What the exercise asks: Work through the listing below, copying each line that carries the word "terrain".

Excerpted records:
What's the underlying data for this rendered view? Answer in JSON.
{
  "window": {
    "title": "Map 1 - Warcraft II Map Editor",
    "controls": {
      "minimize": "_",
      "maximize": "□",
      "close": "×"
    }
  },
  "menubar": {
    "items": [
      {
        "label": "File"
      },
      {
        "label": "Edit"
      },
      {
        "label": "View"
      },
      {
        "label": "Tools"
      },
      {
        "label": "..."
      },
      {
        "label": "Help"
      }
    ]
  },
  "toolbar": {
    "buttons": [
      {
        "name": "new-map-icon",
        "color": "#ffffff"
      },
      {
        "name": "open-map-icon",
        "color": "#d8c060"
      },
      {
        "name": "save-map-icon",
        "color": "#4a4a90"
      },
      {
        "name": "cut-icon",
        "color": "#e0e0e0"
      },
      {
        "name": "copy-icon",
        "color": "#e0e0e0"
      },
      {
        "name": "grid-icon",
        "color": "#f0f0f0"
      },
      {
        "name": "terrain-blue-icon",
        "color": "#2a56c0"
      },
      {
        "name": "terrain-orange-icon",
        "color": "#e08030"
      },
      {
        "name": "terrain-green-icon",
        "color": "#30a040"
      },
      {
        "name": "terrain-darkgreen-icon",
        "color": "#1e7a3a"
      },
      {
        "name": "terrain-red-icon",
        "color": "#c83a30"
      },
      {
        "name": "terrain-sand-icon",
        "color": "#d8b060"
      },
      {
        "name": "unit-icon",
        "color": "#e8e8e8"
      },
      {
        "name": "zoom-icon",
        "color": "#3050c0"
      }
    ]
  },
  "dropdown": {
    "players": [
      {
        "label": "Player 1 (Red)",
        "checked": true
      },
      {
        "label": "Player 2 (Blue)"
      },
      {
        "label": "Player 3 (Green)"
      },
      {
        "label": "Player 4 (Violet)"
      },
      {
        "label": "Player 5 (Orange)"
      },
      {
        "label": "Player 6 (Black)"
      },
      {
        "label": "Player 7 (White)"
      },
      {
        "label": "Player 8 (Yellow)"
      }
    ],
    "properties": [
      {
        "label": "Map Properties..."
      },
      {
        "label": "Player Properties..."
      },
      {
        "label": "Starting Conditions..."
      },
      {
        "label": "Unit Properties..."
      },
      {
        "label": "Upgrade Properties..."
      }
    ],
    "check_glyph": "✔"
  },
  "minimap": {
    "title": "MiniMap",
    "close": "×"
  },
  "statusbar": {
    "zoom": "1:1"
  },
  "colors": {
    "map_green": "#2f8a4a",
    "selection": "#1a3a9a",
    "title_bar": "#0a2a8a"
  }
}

Output for this task:
        "name": "terrain-blue-icon",
        "name": "terrain-orange-icon",
        "name": "terrain-green-icon",
        "name": "terrain-darkgreen-icon",
        "name": "terrain-red-icon",
        "name": "terrain-sand-icon",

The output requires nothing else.